By the end of the morning, bank and court officials had agreed to postpone Mr. Hernández's eviction for six weeks. He still faces a debt of more than $330,000, more than he paid for the apartment. In Spain, mortgage holders are personally liable for the full amount of their mortgages. Then penalty interest charges and tens of thousands of dollars in court fees are added at foreclosure. Bankruptcy is no answer, either — mortgage debt is excluded.
Trying to stem the flow of homeless, the Spanish government has asked the banks to adhere to a code of conduct that protects, to some degree, the very poorest Spaniards, and many of the banks have signed on. But advocates say that the code offers relief to such a narrow slice of homeowners — those who have no working adults in their household and who paid less than $260,000 for their homes — that it is unlikely to have much effect.
Elena Cortés, the councilor for public works and housing for Andalusia, the region that includes Seville, said that during the boom years the government rarely built any low-income housing. On top of that, the country has never had much rental property. Now, as families are evicted they have nowhere to turn.
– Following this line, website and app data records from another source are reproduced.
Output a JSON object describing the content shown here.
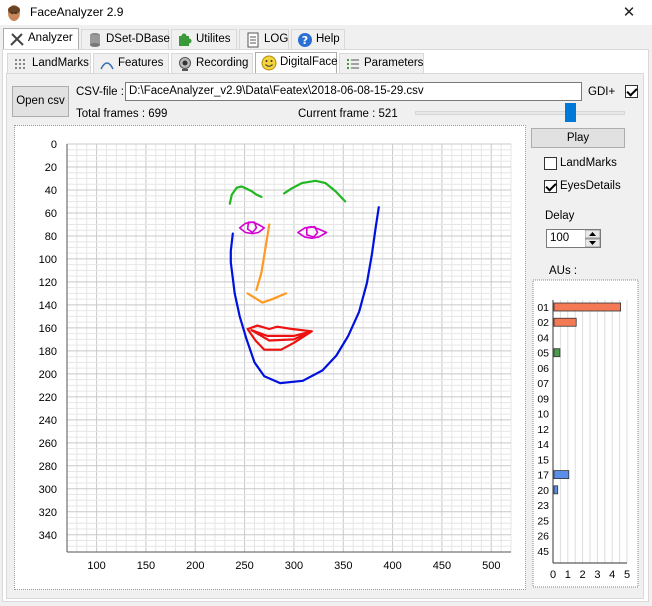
{
  "window": {
    "title": "FaceAnalyzer 2.9",
    "close_glyph": "✕"
  },
  "main_tabs": [
    {
      "label": "Analyzer",
      "icon": "tools-icon"
    },
    {
      "label": "DSet-DBase",
      "icon": "database-icon"
    },
    {
      "label": "Utilites",
      "icon": "puzzle-icon"
    },
    {
      "label": "LOG",
      "icon": "document-icon"
    },
    {
      "label": "Help",
      "icon": "help-icon"
    }
  ],
  "sub_tabs": [
    {
      "label": "LandMarks",
      "icon": "dots-grid-icon"
    },
    {
      "label": "Features",
      "icon": "features-icon"
    },
    {
      "label": "Recording",
      "icon": "webcam-icon"
    },
    {
      "label": "DigitalFace",
      "icon": "smiley-icon"
    },
    {
      "label": "Parameters",
      "icon": "list-icon"
    }
  ],
  "toolbar": {
    "open_csv": "Open csv",
    "csv_file_label": "CSV-file :",
    "csv_file_value": "D:\\FaceAnalyzer_v2.9\\Data\\Featex\\2018-06-08-15-29.csv",
    "gdi_label": "GDI+",
    "gdi_checked": true,
    "total_frames": "Total frames : 699",
    "current_frame": "Current frame : 521",
    "frame_position_fraction": 0.74
  },
  "controls": {
    "play": "Play",
    "landmarks_label": "LandMarks",
    "landmarks_checked": false,
    "eyesdetails_label": "EyesDetails",
    "eyesdetails_checked": true,
    "delay_label": "Delay",
    "delay_value": "100",
    "aus_label": "AUs :"
  },
  "colors": {
    "eyebrows": "#22b722",
    "eyes": "#d400d4",
    "nose": "#ff9922",
    "mouth": "#ee1111",
    "jaw": "#0011dd"
  },
  "chart_data": [
    {
      "type": "line",
      "title": "",
      "x_ticks": [
        100,
        150,
        200,
        250,
        300,
        350,
        400,
        450,
        500
      ],
      "y_ticks": [
        0,
        20,
        40,
        60,
        80,
        100,
        120,
        140,
        160,
        180,
        200,
        220,
        240,
        260,
        280,
        300,
        320,
        340
      ],
      "xlim": [
        70,
        520
      ],
      "ylim": [
        0,
        355
      ],
      "y_inverted": true,
      "grid": true,
      "series": [
        {
          "part": "eyebrows",
          "points": [
            [
              235,
              52
            ],
            [
              237,
              44
            ],
            [
              242,
              38
            ],
            [
              247,
              37
            ],
            [
              252,
              39
            ],
            [
              257,
              41
            ],
            [
              262,
              44
            ],
            [
              267,
              46
            ]
          ]
        },
        {
          "part": "eyebrows",
          "points": [
            [
              290,
              43
            ],
            [
              297,
              39
            ],
            [
              308,
              34
            ],
            [
              322,
              32
            ],
            [
              332,
              34
            ],
            [
              342,
              41
            ],
            [
              352,
              50
            ]
          ]
        },
        {
          "part": "eyes",
          "points": [
            [
              245,
              73
            ],
            [
              251,
              69
            ],
            [
              258,
              68
            ],
            [
              264,
              70
            ],
            [
              270,
              73
            ],
            [
              264,
              77
            ],
            [
              258,
              78
            ],
            [
              251,
              77
            ],
            [
              245,
              73
            ]
          ]
        },
        {
          "part": "eyes",
          "points": [
            [
              254,
              68
            ],
            [
              260,
              68
            ],
            [
              262,
              73
            ],
            [
              258,
              77
            ],
            [
              253,
              74
            ],
            [
              254,
              68
            ]
          ]
        },
        {
          "part": "eyes",
          "points": [
            [
              304,
              77
            ],
            [
              311,
              73
            ],
            [
              318,
              72
            ],
            [
              325,
              74
            ],
            [
              333,
              77
            ],
            [
              325,
              81
            ],
            [
              318,
              82
            ],
            [
              311,
              81
            ],
            [
              304,
              77
            ]
          ]
        },
        {
          "part": "eyes",
          "points": [
            [
              313,
              73
            ],
            [
              321,
              72
            ],
            [
              324,
              77
            ],
            [
              320,
              81
            ],
            [
              313,
              79
            ],
            [
              313,
              73
            ]
          ]
        },
        {
          "part": "nose",
          "points": [
            [
              275,
              70
            ],
            [
              267,
              112
            ],
            [
              262,
              127
            ]
          ]
        },
        {
          "part": "nose",
          "points": [
            [
              253,
              130
            ],
            [
              268,
              138
            ],
            [
              278,
              135
            ],
            [
              292,
              130
            ]
          ]
        },
        {
          "part": "mouth",
          "points": [
            [
              253,
              161
            ],
            [
              263,
              158
            ],
            [
              275,
              161
            ],
            [
              283,
              159
            ],
            [
              298,
              161
            ],
            [
              318,
              163
            ],
            [
              300,
              173
            ],
            [
              287,
              179
            ],
            [
              270,
              179
            ],
            [
              261,
              171
            ],
            [
              253,
              161
            ]
          ]
        },
        {
          "part": "mouth",
          "points": [
            [
              257,
              162
            ],
            [
              273,
              167
            ],
            [
              300,
              167
            ],
            [
              318,
              163
            ],
            [
              300,
              170
            ],
            [
              275,
              171
            ],
            [
              257,
              162
            ]
          ]
        },
        {
          "part": "jaw",
          "points": [
            [
              238,
              78
            ],
            [
              236,
              93
            ],
            [
              236,
              103
            ],
            [
              240,
              130
            ],
            [
              245,
              150
            ],
            [
              252,
              170
            ],
            [
              260,
              190
            ],
            [
              270,
              202
            ],
            [
              286,
              208
            ],
            [
              309,
              206
            ],
            [
              329,
              197
            ],
            [
              343,
              184
            ],
            [
              355,
              167
            ],
            [
              366,
              146
            ],
            [
              374,
              121
            ],
            [
              379,
              96
            ],
            [
              383,
              72
            ],
            [
              386,
              55
            ]
          ]
        }
      ]
    },
    {
      "type": "bar",
      "title": "",
      "orientation": "horizontal",
      "categories": [
        "01",
        "02",
        "04",
        "05",
        "06",
        "07",
        "09",
        "10",
        "12",
        "14",
        "15",
        "17",
        "20",
        "23",
        "25",
        "26",
        "45"
      ],
      "values": [
        4.5,
        1.5,
        0,
        0.4,
        0,
        0,
        0,
        0,
        0,
        0,
        0,
        1.0,
        0.25,
        0,
        0,
        0,
        0
      ],
      "bar_colors": [
        "#f47a55",
        "#f47a55",
        "#f47a55",
        "#4c9a4c",
        "#4c9a4c",
        "#4c9a4c",
        "#4c9a4c",
        "#4c9a4c",
        "#4c9a4c",
        "#4c9a4c",
        "#4c9a4c",
        "#5b8ee6",
        "#5b8ee6",
        "#5b8ee6",
        "#5b8ee6",
        "#5b8ee6",
        "#5b8ee6"
      ],
      "x_ticks": [
        0,
        1,
        2,
        3,
        4,
        5
      ],
      "xlim": [
        0,
        5
      ],
      "grid": true
    }
  ]
}
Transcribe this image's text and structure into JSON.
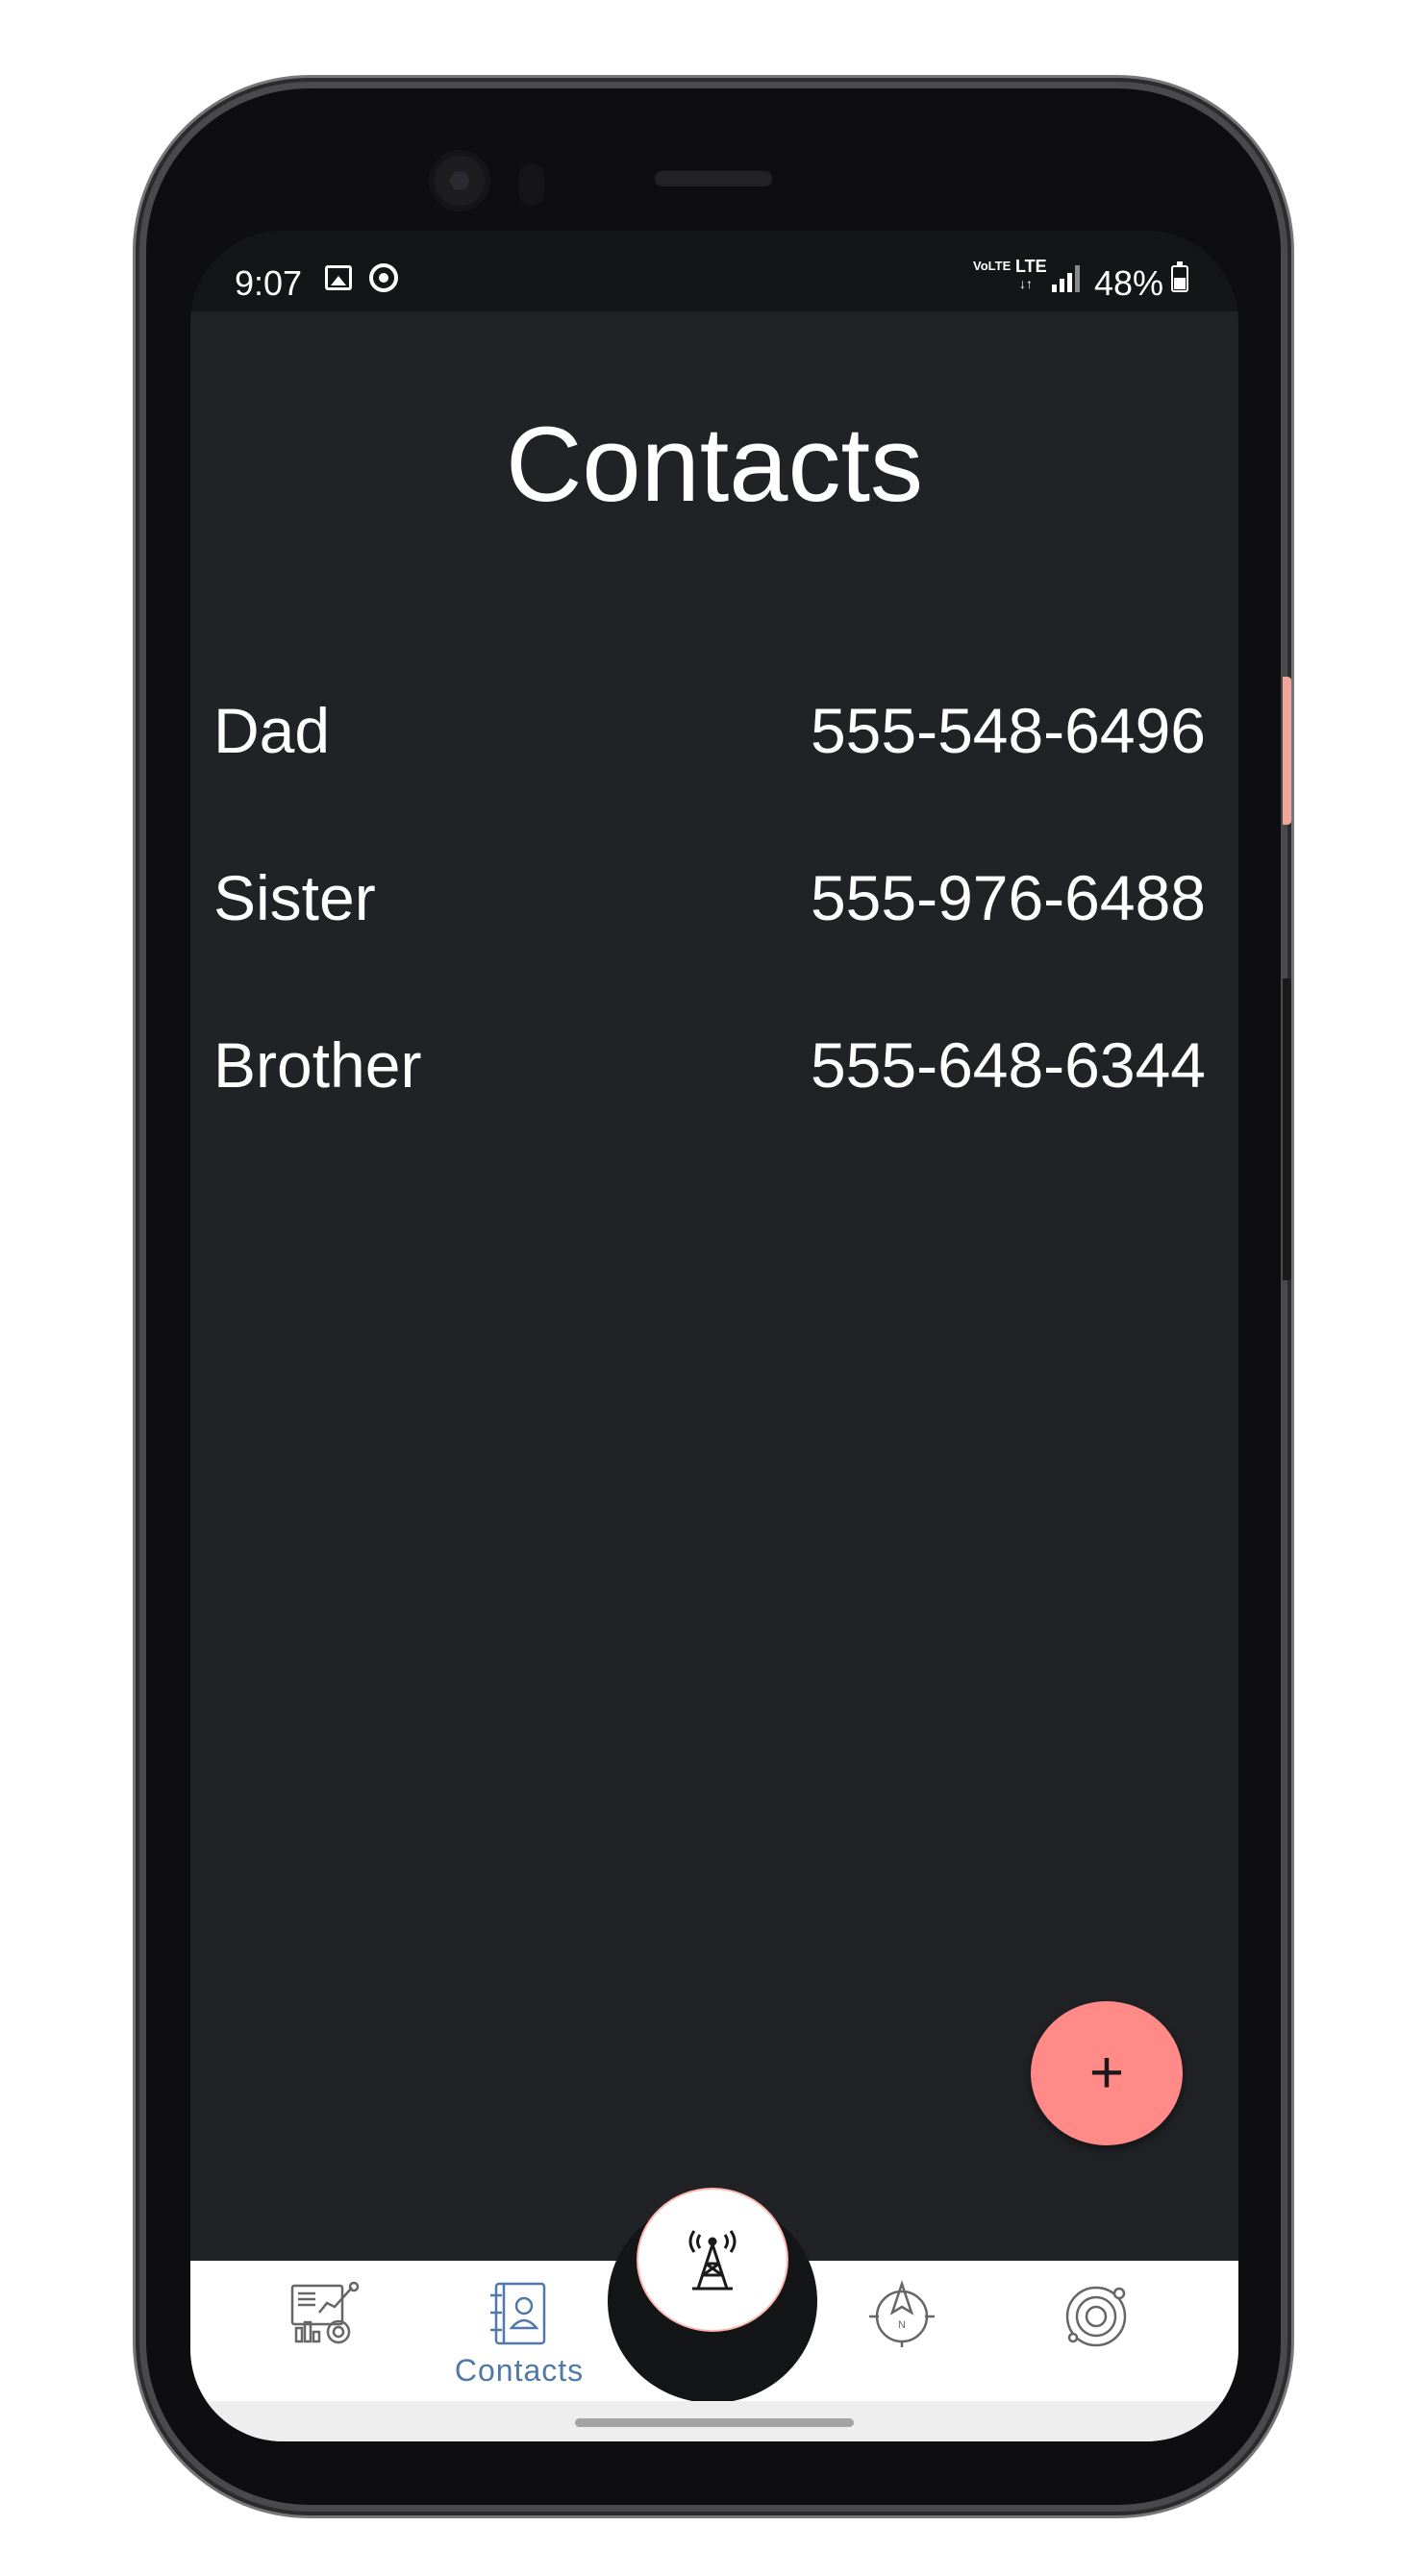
{
  "status_bar": {
    "time": "9:07",
    "network_volte": "VoLTE",
    "network_type": "LTE",
    "battery": "48%"
  },
  "page": {
    "title": "Contacts"
  },
  "contacts": [
    {
      "name": "Dad",
      "phone": "555-548-6496"
    },
    {
      "name": "Sister",
      "phone": "555-976-6488"
    },
    {
      "name": "Brother",
      "phone": "555-648-6344"
    }
  ],
  "fab": {
    "label": "+"
  },
  "bottom_nav": {
    "items": [
      {
        "icon": "analytics-icon",
        "label": ""
      },
      {
        "icon": "contacts-book-icon",
        "label": "Contacts",
        "active": true
      },
      {
        "icon": "cell-tower-icon",
        "label": ""
      },
      {
        "icon": "compass-icon",
        "label": ""
      },
      {
        "icon": "orbit-icon",
        "label": ""
      }
    ]
  },
  "colors": {
    "background": "#202225",
    "status_bar": "#141517",
    "fab": "#ff8a87",
    "nav_active": "#4f79a8",
    "text": "#ffffff"
  }
}
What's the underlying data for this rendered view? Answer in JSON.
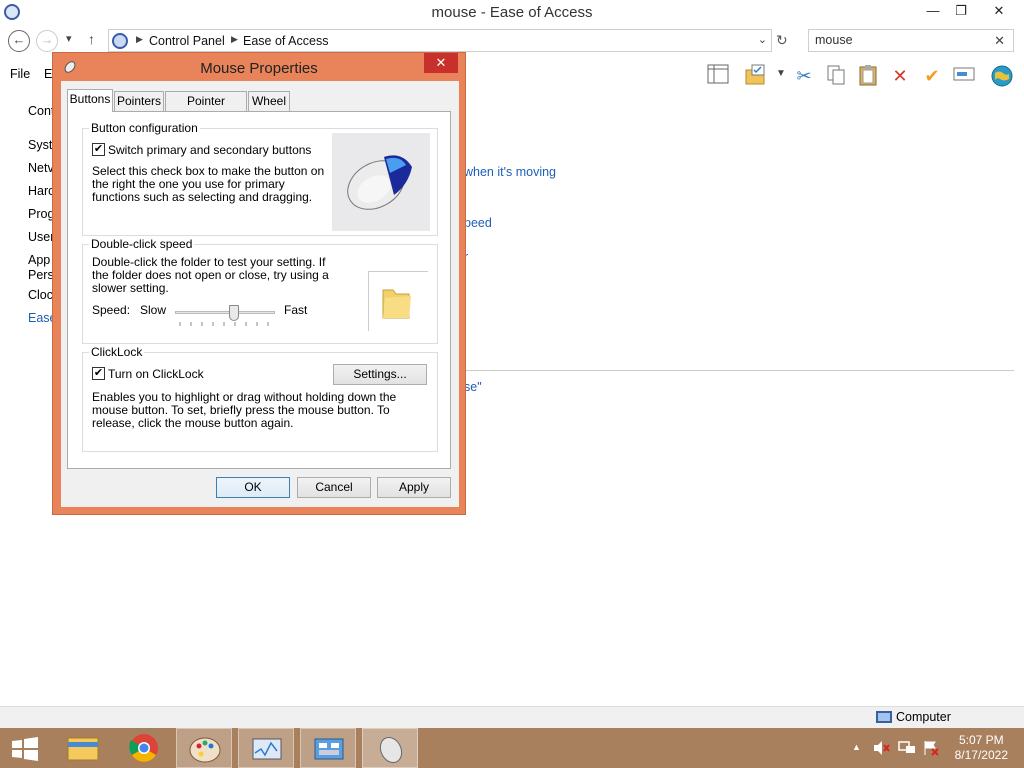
{
  "window": {
    "title": "mouse - Ease of Access",
    "minimize": "—",
    "maximize": "❐",
    "close": "✕"
  },
  "address": {
    "back": "←",
    "forward": "→",
    "up": "↑",
    "history": "▾",
    "breadcrumbs": [
      "Control Panel",
      "Ease of Access"
    ],
    "dropdown": "⌄",
    "refresh": "↻"
  },
  "search": {
    "value": "mouse",
    "clear": "✕"
  },
  "menubar": {
    "file": "File",
    "edit_partial": "E"
  },
  "left_nav": [
    "Cont",
    "Syste",
    "Netv",
    "Harc",
    "Prog",
    "User",
    "App",
    "Pers",
    "Cloc",
    "Ease"
  ],
  "right_fragments": {
    "moving": "when it's moving",
    "speed": "peed",
    "r": "r",
    "quote": "se\""
  },
  "toolbar_icons": [
    "layout-icon",
    "folder-check-icon",
    "scissors-icon",
    "copy-icon",
    "paste-icon",
    "delete-icon",
    "checkmark-icon",
    "rename-icon",
    "globe-icon"
  ],
  "statusbar": {
    "computer": "Computer"
  },
  "taskbar": {
    "apps": [
      "windows-start-icon",
      "file-explorer-icon",
      "chrome-icon",
      "paint-icon",
      "task-manager-icon",
      "control-panel-icon",
      "mouse-icon"
    ],
    "tray_up": "▲",
    "time": "5:07 PM",
    "date": "8/17/2022"
  },
  "dialog": {
    "title": "Mouse Properties",
    "close": "✕",
    "tabs": [
      "Buttons",
      "Pointers",
      "Pointer Options",
      "Wheel"
    ],
    "button_config": {
      "label": "Button configuration",
      "checkbox_label": "Switch primary and secondary buttons",
      "checked": true,
      "description": "Select this check box to make the button on the right the one you use for primary functions such as selecting and dragging."
    },
    "double_click": {
      "label": "Double-click speed",
      "description": "Double-click the folder to test your setting. If the folder does not open or close, try using a slower setting.",
      "speed_label": "Speed:",
      "slow": "Slow",
      "fast": "Fast",
      "speed_value": 0.6
    },
    "clicklock": {
      "label": "ClickLock",
      "checkbox_label": "Turn on ClickLock",
      "checked": true,
      "settings_button": "Settings...",
      "description": "Enables you to highlight or drag without holding down the mouse button. To set, briefly press the mouse button. To release, click the mouse button again."
    },
    "buttons": {
      "ok": "OK",
      "cancel": "Cancel",
      "apply": "Apply"
    }
  },
  "colors": {
    "dialog_frame": "#e8835a",
    "close_red": "#c7302b",
    "link_blue": "#1e5fb4",
    "taskbar": "#a9805e"
  }
}
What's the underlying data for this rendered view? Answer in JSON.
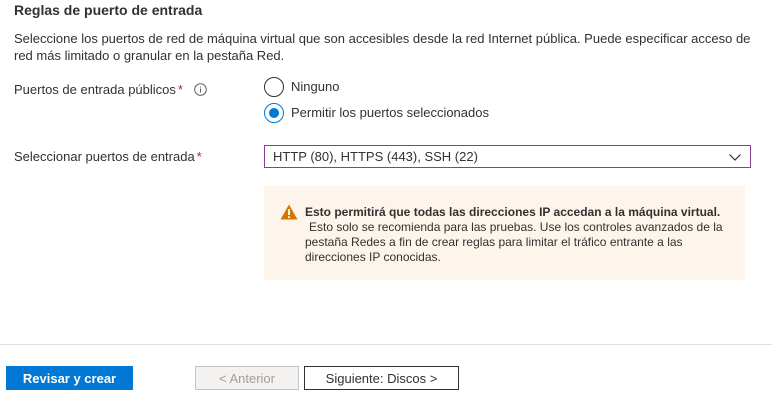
{
  "section": {
    "title": "Reglas de puerto de entrada",
    "description": "Seleccione los puertos de red de máquina virtual que son accesibles desde la red Internet pública. Puede especificar acceso de red más limitado o granular en la pestaña Red."
  },
  "public_ports": {
    "label": "Puertos de entrada públicos",
    "required_mark": "*",
    "info_icon": "info-icon",
    "options": [
      {
        "label": "Ninguno",
        "checked": false
      },
      {
        "label": "Permitir los puertos seleccionados",
        "checked": true
      }
    ]
  },
  "select_ports": {
    "label": "Seleccionar puertos de entrada",
    "required_mark": "*",
    "value": "HTTP (80), HTTPS (443), SSH (22)",
    "icon": "chevron-down-icon"
  },
  "warning": {
    "icon": "warning-icon",
    "title": "Esto permitirá que todas las direcciones IP accedan a la máquina virtual.",
    "body_lines": [
      "Esto solo se recomienda para las pruebas.  Use los controles avanzados de la",
      "pestaña Redes a fin de crear reglas para limitar el tráfico entrante a las",
      "direcciones IP conocidas."
    ]
  },
  "footer": {
    "review_create": "Revisar y crear",
    "previous": "< Anterior",
    "next": "Siguiente: Discos >"
  },
  "colors": {
    "accent": "#0078d4",
    "required": "#a4262c",
    "focus_border": "#8a3d95",
    "warning_bg": "#fdf4ec",
    "warning_icon": "#d47500"
  }
}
In a written statement, Spain's banking association, the A.E.B., said banks were looking to avoid evictions whenever they could through negotiation.
(Read More: Spain Unemployment Hits Fresh Record at 25%)
The Rodríguezes began living in the luxury block, Corrala Utopía, in May with only a few belongings, a move that was organized by members of the 15-M movement, the name given to people who became organized after the countrywide protests that began on May 15 last year. One member of the group, Juanjo García Marín, said the property was chosen because it was mired in legal proceedings that might give the families more time to stay there.
Neighbors have given them furniture, and donations of food arrive most days. On a recent evening, Mrs. López was using a generator to keep her lights on and her refrigerator running. Others in the building also have generators, but some cannot afford the gasoline to keep them running.
After dinner, Mrs. López's 13-year-old grandson arrived, announcing that he needed a place to do his homework. His mother's apartment upstairs had no lights.